_ACTIVITY_
The expected output is each line below containing "JSON", copied in full.

Page and application data records

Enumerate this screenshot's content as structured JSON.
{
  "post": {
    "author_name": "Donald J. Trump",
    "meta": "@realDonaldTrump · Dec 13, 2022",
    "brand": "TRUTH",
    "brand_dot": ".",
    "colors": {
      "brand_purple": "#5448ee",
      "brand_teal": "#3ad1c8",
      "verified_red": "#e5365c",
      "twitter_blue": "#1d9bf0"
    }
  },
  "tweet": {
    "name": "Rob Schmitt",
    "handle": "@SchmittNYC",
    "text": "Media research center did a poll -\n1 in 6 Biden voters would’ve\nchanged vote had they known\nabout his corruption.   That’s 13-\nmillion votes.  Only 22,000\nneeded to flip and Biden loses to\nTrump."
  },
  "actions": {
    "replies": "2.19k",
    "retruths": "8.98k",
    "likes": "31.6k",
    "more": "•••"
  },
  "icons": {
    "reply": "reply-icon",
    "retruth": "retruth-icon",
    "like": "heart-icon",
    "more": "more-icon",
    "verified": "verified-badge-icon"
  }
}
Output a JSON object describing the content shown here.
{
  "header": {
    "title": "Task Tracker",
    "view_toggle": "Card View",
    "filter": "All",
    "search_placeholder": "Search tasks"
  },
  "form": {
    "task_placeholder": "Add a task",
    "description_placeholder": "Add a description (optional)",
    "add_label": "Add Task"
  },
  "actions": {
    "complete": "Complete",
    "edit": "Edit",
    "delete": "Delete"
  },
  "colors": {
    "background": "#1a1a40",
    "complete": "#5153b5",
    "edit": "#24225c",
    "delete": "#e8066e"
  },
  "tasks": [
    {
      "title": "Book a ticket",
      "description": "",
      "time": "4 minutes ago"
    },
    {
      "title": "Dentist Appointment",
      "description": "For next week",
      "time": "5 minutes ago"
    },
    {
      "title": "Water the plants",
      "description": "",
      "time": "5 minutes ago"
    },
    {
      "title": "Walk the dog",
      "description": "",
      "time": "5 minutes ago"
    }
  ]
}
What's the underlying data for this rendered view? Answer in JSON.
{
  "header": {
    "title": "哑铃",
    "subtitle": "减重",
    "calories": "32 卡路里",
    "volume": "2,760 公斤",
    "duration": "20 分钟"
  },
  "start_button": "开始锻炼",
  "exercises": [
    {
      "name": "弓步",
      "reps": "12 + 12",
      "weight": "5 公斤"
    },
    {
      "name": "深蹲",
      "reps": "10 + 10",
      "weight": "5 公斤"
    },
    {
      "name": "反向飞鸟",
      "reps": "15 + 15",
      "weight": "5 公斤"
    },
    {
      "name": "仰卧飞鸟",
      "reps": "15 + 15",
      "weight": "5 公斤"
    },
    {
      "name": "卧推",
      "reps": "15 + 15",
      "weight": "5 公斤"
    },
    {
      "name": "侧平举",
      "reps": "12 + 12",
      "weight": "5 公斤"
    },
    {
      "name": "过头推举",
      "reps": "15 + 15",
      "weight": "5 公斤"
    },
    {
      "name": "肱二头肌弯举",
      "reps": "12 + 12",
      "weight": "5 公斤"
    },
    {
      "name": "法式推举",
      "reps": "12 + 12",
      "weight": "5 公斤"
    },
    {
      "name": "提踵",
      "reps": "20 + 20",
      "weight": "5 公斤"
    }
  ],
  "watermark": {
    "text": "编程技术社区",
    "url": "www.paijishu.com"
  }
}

_RESPONSE AREA_
Enumerate this screenshot's content as structured JSON.
Output a JSON object describing the content shown here.
What's the underlying data for this rendered view? Answer in JSON.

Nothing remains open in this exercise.